What are the proposals re Regulatory References?
The regulatory reference scheme proposed to go along with the new SM&CR looks very similar to that brought in for banking firms. This will require firms to request references for regulated individuals from past employers, and also to provide such references.
This is a step up from previous referencing obligations and requirements, and is what enables firms to get the information that they need to work out if someone is fit and proper.
How will individuals be moved to the new regime?
For the majority of firms, the FCA plans to automatically convert existing relevant controlled functions approved under the Approved Persons Regime (APR) into senior manager functions in the new SM&CR. Of course, the majority of those under existing functions will not automatically convert because those roles will no longer require approval by the FCA and will not be senior manager roles. This means the majority of firms will not need to submit anything to the FCA unless they need to change their approved individuals before conversion or apply for new approvals to be effective after 9 December 2019 ("Commencement") - see below New and in-flight applications.
To keep the conversion process simple, there will be a different approach depending type of firm.
Key points to note include:
- senior managers will be automatically converted wherever possible with no action required by firms

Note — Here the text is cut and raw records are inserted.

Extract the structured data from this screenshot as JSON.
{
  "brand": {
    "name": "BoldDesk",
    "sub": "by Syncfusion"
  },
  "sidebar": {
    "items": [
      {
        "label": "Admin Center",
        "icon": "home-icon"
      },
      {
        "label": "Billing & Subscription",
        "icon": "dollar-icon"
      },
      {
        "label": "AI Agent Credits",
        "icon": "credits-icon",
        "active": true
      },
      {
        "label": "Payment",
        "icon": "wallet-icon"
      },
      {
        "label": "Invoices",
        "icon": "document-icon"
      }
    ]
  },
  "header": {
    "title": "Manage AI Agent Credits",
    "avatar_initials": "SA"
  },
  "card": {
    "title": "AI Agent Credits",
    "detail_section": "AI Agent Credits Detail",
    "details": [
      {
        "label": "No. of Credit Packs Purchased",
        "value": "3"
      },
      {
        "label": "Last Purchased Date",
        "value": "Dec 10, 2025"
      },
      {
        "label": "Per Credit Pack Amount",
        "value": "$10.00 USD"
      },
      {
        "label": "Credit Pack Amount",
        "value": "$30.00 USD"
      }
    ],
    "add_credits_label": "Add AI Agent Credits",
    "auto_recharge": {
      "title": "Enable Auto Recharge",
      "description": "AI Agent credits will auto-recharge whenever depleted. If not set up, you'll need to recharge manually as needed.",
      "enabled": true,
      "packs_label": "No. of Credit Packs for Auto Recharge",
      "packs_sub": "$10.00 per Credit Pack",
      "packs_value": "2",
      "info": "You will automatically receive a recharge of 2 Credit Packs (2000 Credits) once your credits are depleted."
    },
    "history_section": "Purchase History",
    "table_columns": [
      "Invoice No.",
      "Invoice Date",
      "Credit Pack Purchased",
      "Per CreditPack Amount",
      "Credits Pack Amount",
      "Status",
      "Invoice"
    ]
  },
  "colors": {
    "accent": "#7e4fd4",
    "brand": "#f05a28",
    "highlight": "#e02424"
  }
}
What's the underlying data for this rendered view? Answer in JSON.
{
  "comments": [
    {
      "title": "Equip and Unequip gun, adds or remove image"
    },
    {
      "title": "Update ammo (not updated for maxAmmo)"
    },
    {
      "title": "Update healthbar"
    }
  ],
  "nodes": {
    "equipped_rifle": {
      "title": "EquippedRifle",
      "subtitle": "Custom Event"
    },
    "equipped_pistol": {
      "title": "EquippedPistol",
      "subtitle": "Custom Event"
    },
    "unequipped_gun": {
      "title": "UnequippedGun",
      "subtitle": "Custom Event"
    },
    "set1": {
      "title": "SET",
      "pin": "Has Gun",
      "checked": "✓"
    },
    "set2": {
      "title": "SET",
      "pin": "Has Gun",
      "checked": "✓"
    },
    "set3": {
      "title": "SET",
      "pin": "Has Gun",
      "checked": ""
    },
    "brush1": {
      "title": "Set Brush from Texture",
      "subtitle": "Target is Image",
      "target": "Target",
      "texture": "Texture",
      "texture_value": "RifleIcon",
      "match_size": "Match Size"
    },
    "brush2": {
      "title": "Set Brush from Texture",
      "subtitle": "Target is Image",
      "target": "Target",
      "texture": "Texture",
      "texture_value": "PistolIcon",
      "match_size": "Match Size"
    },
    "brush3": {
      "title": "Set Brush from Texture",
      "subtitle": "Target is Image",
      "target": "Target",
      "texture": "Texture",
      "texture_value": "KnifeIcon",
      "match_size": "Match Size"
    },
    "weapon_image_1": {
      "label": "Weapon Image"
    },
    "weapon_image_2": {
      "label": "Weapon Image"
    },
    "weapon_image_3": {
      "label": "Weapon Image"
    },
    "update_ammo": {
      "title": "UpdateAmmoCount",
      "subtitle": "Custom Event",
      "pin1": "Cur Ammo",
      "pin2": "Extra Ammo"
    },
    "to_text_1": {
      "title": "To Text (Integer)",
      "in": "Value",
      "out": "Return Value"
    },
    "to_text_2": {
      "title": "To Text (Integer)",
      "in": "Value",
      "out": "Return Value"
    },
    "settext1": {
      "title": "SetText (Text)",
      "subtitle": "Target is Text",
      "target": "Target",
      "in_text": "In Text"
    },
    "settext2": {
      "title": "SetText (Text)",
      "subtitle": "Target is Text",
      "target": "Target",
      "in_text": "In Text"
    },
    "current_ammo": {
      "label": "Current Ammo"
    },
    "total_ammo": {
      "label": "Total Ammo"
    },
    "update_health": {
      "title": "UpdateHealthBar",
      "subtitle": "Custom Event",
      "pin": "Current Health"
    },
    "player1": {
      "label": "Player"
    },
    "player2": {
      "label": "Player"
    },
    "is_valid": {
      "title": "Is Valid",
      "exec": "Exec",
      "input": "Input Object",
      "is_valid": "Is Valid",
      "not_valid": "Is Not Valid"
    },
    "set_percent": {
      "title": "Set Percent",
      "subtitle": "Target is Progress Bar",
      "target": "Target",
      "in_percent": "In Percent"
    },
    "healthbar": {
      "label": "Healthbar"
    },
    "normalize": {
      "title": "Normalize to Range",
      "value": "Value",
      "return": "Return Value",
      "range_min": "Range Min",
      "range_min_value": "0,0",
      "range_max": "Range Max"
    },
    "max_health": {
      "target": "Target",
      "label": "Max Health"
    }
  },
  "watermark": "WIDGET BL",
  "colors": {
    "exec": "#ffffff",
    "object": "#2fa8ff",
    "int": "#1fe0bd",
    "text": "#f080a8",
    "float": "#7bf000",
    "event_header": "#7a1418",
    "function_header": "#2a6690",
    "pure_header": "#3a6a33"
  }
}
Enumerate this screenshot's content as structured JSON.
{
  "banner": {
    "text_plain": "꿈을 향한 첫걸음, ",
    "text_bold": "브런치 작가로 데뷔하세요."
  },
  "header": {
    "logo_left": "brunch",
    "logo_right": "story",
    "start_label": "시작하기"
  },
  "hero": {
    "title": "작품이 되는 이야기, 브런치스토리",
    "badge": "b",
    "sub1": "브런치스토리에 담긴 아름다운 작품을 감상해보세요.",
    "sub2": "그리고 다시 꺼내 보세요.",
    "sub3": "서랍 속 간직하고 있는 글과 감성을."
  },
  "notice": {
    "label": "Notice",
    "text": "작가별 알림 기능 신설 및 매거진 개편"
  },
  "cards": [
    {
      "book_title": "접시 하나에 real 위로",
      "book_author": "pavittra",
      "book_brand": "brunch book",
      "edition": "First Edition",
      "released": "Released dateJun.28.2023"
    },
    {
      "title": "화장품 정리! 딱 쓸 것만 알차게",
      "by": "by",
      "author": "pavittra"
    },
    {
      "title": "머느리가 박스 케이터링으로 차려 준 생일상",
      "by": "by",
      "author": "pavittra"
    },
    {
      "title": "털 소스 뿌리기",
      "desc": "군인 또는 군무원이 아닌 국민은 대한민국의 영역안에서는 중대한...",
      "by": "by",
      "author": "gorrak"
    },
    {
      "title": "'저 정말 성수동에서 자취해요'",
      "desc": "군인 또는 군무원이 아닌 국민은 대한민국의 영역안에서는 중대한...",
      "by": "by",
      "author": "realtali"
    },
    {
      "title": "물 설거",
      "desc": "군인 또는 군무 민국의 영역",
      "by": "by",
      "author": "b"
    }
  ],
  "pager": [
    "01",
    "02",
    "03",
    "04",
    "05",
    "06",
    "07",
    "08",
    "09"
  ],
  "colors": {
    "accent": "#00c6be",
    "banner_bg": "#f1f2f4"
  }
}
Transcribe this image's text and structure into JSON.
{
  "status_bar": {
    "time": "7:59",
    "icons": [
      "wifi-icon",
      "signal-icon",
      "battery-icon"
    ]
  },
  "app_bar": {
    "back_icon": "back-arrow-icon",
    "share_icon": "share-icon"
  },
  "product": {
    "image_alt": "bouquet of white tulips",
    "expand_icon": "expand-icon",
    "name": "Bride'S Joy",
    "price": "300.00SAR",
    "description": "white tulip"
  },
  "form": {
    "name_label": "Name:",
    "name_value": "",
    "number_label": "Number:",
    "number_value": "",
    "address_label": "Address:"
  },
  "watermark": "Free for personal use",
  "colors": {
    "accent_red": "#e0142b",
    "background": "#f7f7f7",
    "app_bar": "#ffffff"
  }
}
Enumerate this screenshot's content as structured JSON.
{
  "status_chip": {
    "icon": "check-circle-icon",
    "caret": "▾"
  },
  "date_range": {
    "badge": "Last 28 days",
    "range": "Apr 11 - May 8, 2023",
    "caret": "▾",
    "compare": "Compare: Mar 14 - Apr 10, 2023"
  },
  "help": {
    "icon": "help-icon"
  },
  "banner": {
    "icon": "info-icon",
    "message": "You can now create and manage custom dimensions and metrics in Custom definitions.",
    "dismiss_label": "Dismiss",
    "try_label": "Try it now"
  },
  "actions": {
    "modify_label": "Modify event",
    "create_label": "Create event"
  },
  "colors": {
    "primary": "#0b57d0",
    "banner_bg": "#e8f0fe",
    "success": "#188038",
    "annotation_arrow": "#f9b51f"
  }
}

- There will be no need to perform extra checks such as mandatory criminal records checks and regulatory references because firms will already have to ensure that these individuals are, and continue to be, fit and proper
- There is just one exception to the automatic conversion rule: where a CF2 Non-Executive Director is going to perform the SMF9 – Chair function, the firm must notify the FCA using Form K
For enhanced firms, there will be no automatic conversion to senior manager roles. To convert existing approved individuals to new senior manager functions, enhanced firms will need to submit:
- Form K conversion notification
- Statements of responsibilities
- Responsibilities Map
Form K is used to tell the FCA who the firm wants to assign to the new SMFs, but no further approval is required if the proposed SMFs can be mapped directly from the APR. For individuals who hold these so-called "mapped functions", there will be no need to do extra checks when they are converted since firms are already required to ensure that these individuals are, and continue to be, fit and proper.
Failure to submit a conversion notification (Form K) will be a breach of regulatory requirements which means the firm will have no FCA approved individuals, risking possible enforcement action by the FCA. Firms in this situation would then have to follow the full application process for approval of the relevant individuals, including mandatory criminal records checks and regulatory references.
The FCA guide explains the process if a firm wishes to change their approved individuals before Commencement. The key points to note are as follows –
What are the next steps?
Firms should prepare for the new regime by considering the following:
Key Documents and Links
 See page 8 of the FCA Guide for a useful table of firm types
 For example, someone performing a CF10 (Compliance Oversight function) will be eligible to be converted automatically into a SMF16 (Compliance Oversight function)
 Eg CF10a, CF28, CF29, CF30 and CF2 (Non-Executive Director except SMF9- Chair)
 See page 62 of the FCA Guide for proposed function mapping for Enhanced firms and page 54 for Core and Limited Scope firms (including branches)